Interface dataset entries
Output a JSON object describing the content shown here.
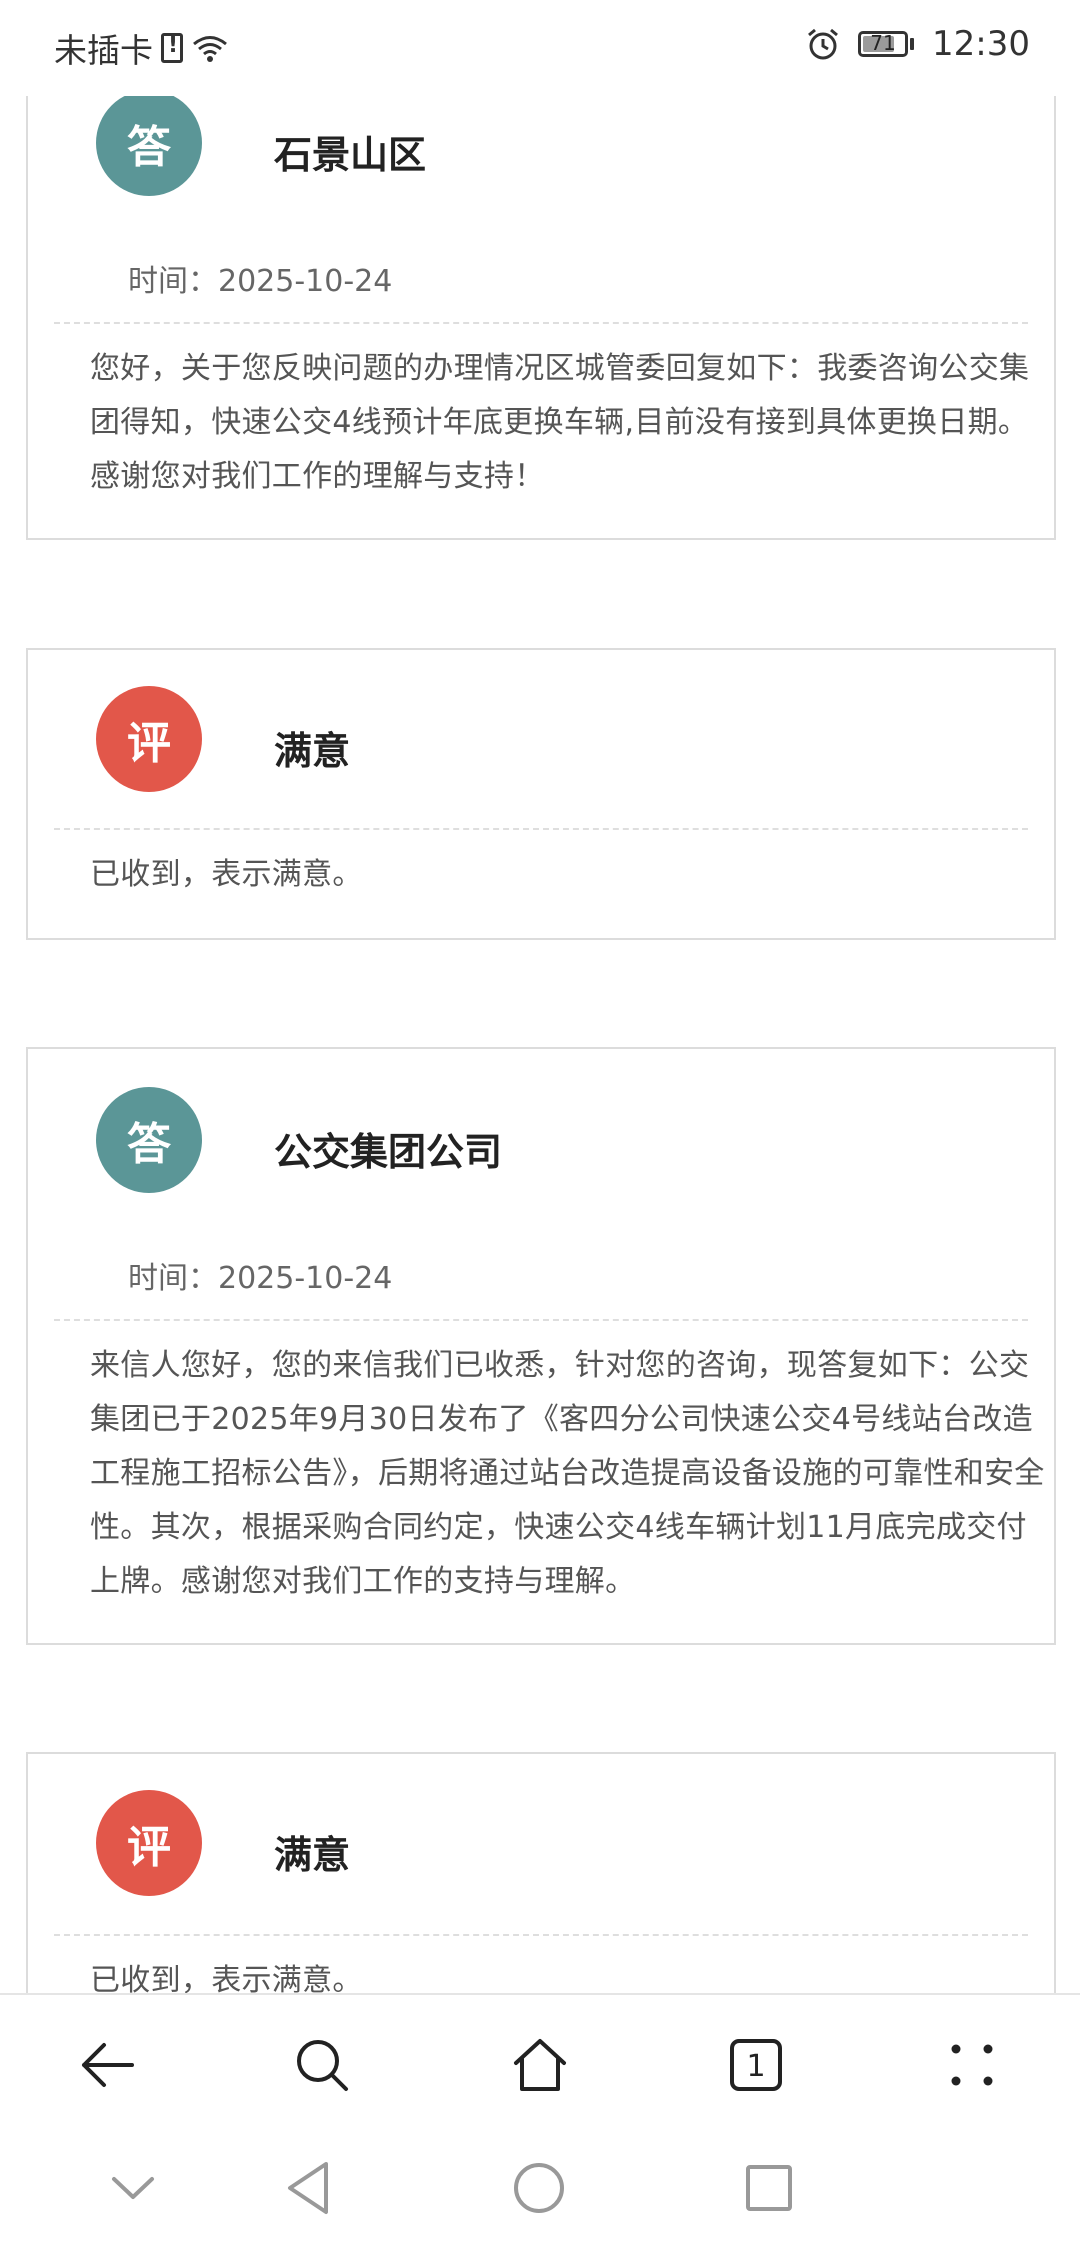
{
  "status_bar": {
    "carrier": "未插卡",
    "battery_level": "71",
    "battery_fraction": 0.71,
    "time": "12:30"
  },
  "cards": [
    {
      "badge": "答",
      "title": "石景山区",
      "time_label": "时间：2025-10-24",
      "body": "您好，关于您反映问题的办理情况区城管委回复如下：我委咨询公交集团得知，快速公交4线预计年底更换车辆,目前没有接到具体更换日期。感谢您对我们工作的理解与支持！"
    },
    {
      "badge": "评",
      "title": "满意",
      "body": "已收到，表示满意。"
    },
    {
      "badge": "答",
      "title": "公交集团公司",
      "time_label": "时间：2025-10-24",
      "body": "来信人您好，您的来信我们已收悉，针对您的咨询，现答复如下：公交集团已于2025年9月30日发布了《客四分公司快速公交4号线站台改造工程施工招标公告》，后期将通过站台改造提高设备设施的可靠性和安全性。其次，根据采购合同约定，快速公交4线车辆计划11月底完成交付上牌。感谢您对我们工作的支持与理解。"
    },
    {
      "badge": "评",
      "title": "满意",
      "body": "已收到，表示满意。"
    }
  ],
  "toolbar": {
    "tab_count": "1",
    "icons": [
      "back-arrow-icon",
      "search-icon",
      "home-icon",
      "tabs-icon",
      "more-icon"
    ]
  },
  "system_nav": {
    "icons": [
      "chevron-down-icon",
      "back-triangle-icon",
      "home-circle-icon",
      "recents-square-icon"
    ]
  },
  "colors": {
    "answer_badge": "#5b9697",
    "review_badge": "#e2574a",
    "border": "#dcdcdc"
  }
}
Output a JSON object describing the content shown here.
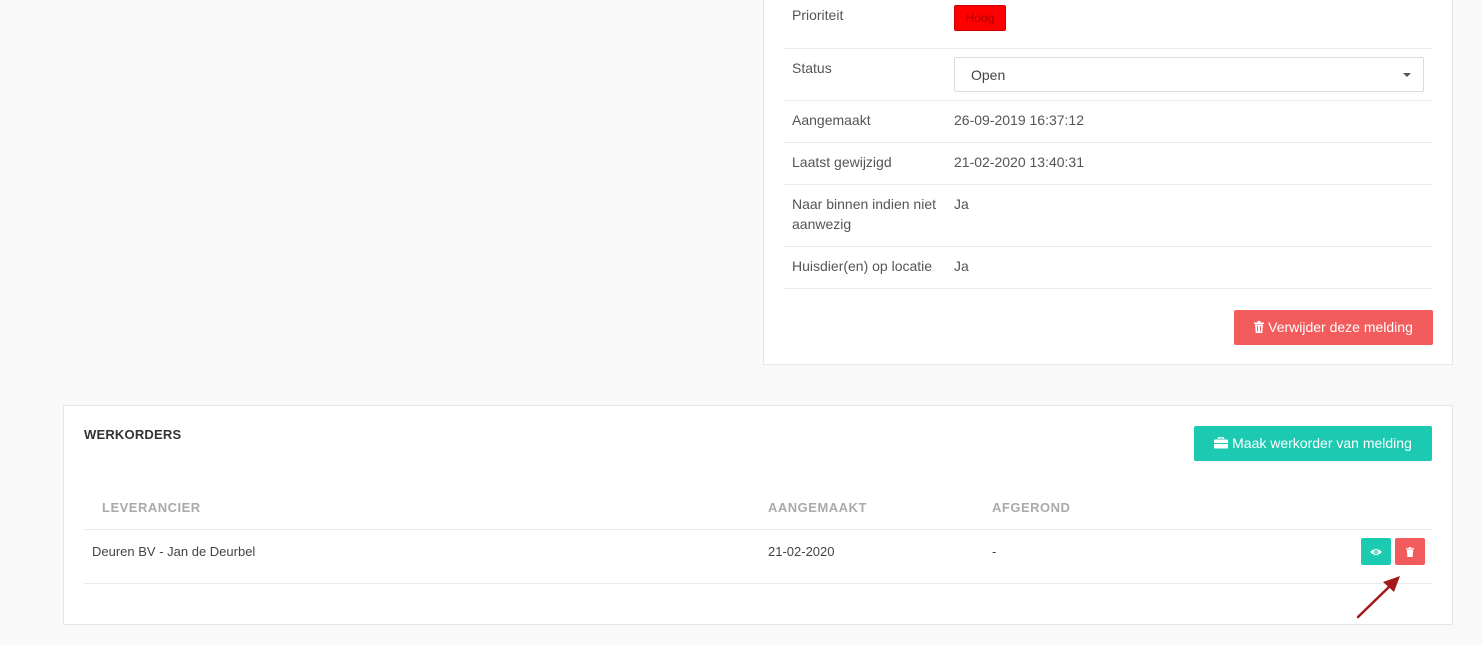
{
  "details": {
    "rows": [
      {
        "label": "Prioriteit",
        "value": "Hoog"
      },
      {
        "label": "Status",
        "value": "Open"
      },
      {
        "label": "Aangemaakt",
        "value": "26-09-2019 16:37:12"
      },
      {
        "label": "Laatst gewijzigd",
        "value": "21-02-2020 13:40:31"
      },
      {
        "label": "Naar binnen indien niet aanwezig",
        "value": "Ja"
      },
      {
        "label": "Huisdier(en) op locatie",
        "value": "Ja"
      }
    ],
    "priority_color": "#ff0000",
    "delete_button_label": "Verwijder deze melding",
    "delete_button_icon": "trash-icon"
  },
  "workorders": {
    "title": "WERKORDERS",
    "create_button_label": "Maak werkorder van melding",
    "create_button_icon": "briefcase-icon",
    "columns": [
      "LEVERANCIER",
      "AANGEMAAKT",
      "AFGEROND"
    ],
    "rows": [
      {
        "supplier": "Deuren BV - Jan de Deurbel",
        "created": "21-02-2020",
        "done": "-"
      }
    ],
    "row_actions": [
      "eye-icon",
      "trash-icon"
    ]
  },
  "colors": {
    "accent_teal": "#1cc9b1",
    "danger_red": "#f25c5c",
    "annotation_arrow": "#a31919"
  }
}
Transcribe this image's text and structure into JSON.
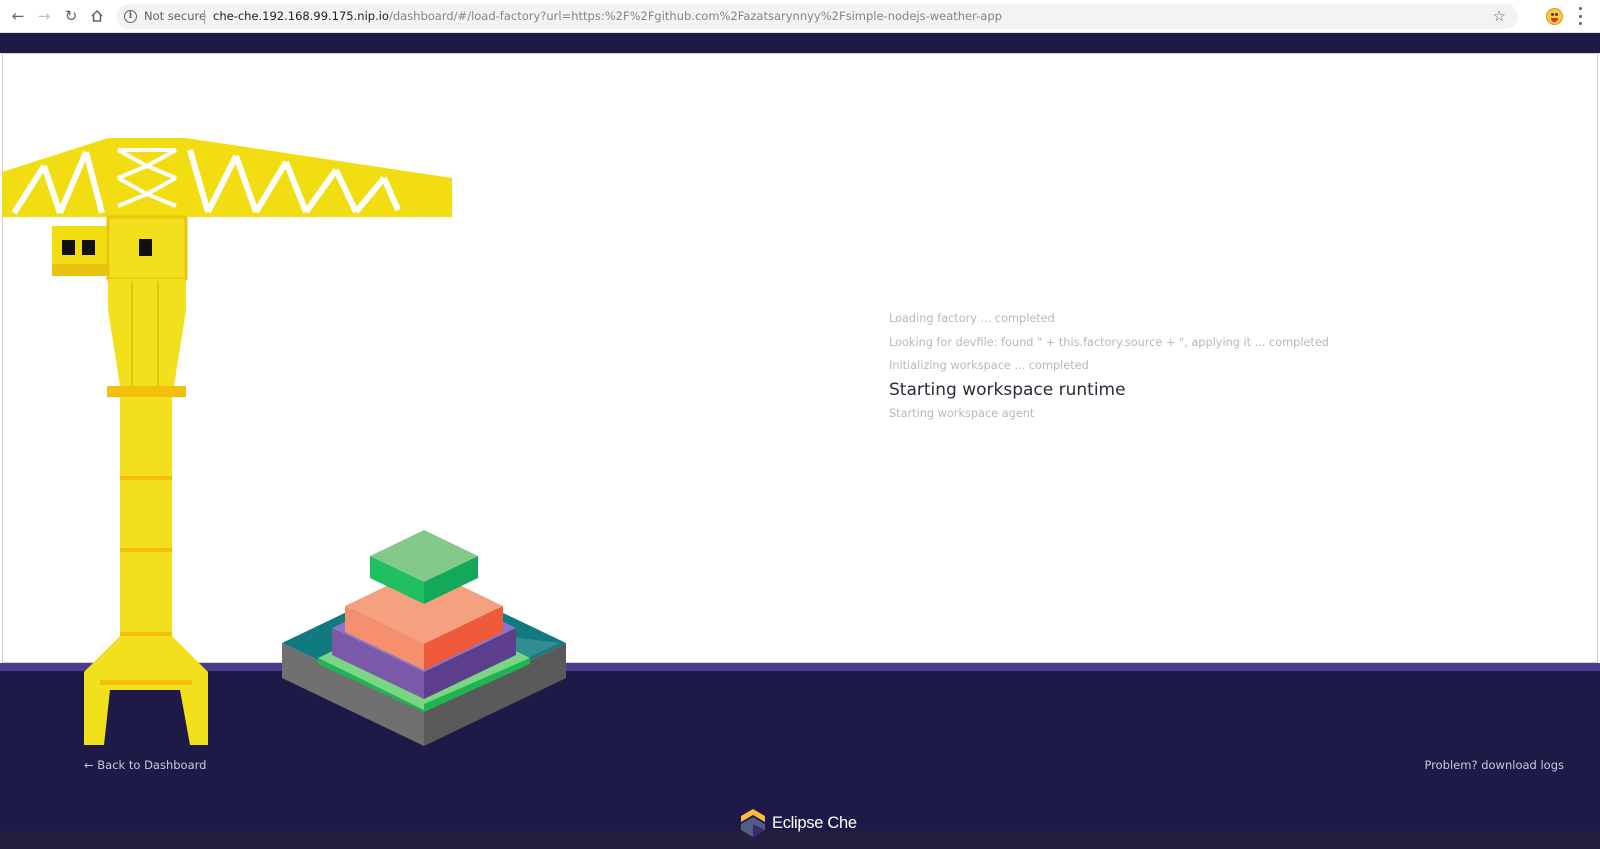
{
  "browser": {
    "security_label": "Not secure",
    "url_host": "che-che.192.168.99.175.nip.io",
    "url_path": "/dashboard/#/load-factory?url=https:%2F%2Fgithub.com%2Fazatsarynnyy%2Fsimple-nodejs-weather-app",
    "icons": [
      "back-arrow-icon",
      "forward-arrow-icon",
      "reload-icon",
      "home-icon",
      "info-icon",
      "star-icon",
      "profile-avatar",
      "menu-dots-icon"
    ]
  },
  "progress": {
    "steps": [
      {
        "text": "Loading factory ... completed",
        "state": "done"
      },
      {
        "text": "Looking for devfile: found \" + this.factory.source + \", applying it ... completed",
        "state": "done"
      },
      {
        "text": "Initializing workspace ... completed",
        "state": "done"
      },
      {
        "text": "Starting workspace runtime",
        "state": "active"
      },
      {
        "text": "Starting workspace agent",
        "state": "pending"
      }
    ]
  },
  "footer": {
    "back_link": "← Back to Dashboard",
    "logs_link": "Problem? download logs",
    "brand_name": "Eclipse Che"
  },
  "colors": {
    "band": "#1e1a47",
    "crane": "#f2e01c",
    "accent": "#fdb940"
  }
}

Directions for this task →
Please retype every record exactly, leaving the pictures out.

Response below →
Output a JSON object describing the content shown here.
{
  "status_bar": {
    "carrier": "未插卡",
    "battery_level": "71",
    "battery_fraction": 0.71,
    "time": "12:30"
  },
  "cards": [
    {
      "badge": "答",
      "title": "石景山区",
      "time_label": "时间：2025-10-24",
      "body": "您好，关于您反映问题的办理情况区城管委回复如下：我委咨询公交集团得知，快速公交4线预计年底更换车辆,目前没有接到具体更换日期。感谢您对我们工作的理解与支持！"
    },
    {
      "badge": "评",
      "title": "满意",
      "body": "已收到，表示满意。"
    },
    {
      "badge": "答",
      "title": "公交集团公司",
      "time_label": "时间：2025-10-24",
      "body": "来信人您好，您的来信我们已收悉，针对您的咨询，现答复如下：公交集团已于2025年9月30日发布了《客四分公司快速公交4号线站台改造工程施工招标公告》，后期将通过站台改造提高设备设施的可靠性和安全性。其次，根据采购合同约定，快速公交4线车辆计划11月底完成交付上牌。感谢您对我们工作的支持与理解。"
    },
    {
      "badge": "评",
      "title": "满意",
      "body": "已收到，表示满意。"
    }
  ],
  "toolbar": {
    "tab_count": "1",
    "icons": [
      "back-arrow-icon",
      "search-icon",
      "home-icon",
      "tabs-icon",
      "more-icon"
    ]
  },
  "system_nav": {
    "icons": [
      "chevron-down-icon",
      "back-triangle-icon",
      "home-circle-icon",
      "recents-square-icon"
    ]
  },
  "colors": {
    "answer_badge": "#5b9697",
    "review_badge": "#e2574a",
    "border": "#dcdcdc"
  }
}
Output a JSON object describing the content shown here.
{
  "details": {
    "rows": [
      {
        "label": "Prioriteit",
        "value": "Hoog"
      },
      {
        "label": "Status",
        "value": "Open"
      },
      {
        "label": "Aangemaakt",
        "value": "26-09-2019 16:37:12"
      },
      {
        "label": "Laatst gewijzigd",
        "value": "21-02-2020 13:40:31"
      },
      {
        "label": "Naar binnen indien niet aanwezig",
        "value": "Ja"
      },
      {
        "label": "Huisdier(en) op locatie",
        "value": "Ja"
      }
    ],
    "priority_color": "#ff0000",
    "delete_button_label": "Verwijder deze melding",
    "delete_button_icon": "trash-icon"
  },
  "workorders": {
    "title": "WERKORDERS",
    "create_button_label": "Maak werkorder van melding",
    "create_button_icon": "briefcase-icon",
    "columns": [
      "LEVERANCIER",
      "AANGEMAAKT",
      "AFGEROND"
    ],
    "rows": [
      {
        "supplier": "Deuren BV - Jan de Deurbel",
        "created": "21-02-2020",
        "done": "-"
      }
    ],
    "row_actions": [
      "eye-icon",
      "trash-icon"
    ]
  },
  "colors": {
    "accent_teal": "#1cc9b1",
    "danger_red": "#f25c5c",
    "annotation_arrow": "#a31919"
  }
}
Transcribe this image's text and structure into JSON.
{
  "browser": {
    "security_label": "Not secure",
    "url_host": "che-che.192.168.99.175.nip.io",
    "url_path": "/dashboard/#/load-factory?url=https:%2F%2Fgithub.com%2Fazatsarynnyy%2Fsimple-nodejs-weather-app",
    "icons": [
      "back-arrow-icon",
      "forward-arrow-icon",
      "reload-icon",
      "home-icon",
      "info-icon",
      "star-icon",
      "profile-avatar",
      "menu-dots-icon"
    ]
  },
  "progress": {
    "steps": [
      {
        "text": "Loading factory ... completed",
        "state": "done"
      },
      {
        "text": "Looking for devfile: found \" + this.factory.source + \", applying it ... completed",
        "state": "done"
      },
      {
        "text": "Initializing workspace ... completed",
        "state": "done"
      },
      {
        "text": "Starting workspace runtime",
        "state": "active"
      },
      {
        "text": "Starting workspace agent",
        "state": "pending"
      }
    ]
  },
  "footer": {
    "back_link": "← Back to Dashboard",
    "logs_link": "Problem? download logs",
    "brand_name": "Eclipse Che"
  },
  "colors": {
    "band": "#1e1a47",
    "crane": "#f2e01c",
    "accent": "#fdb940"
  }
}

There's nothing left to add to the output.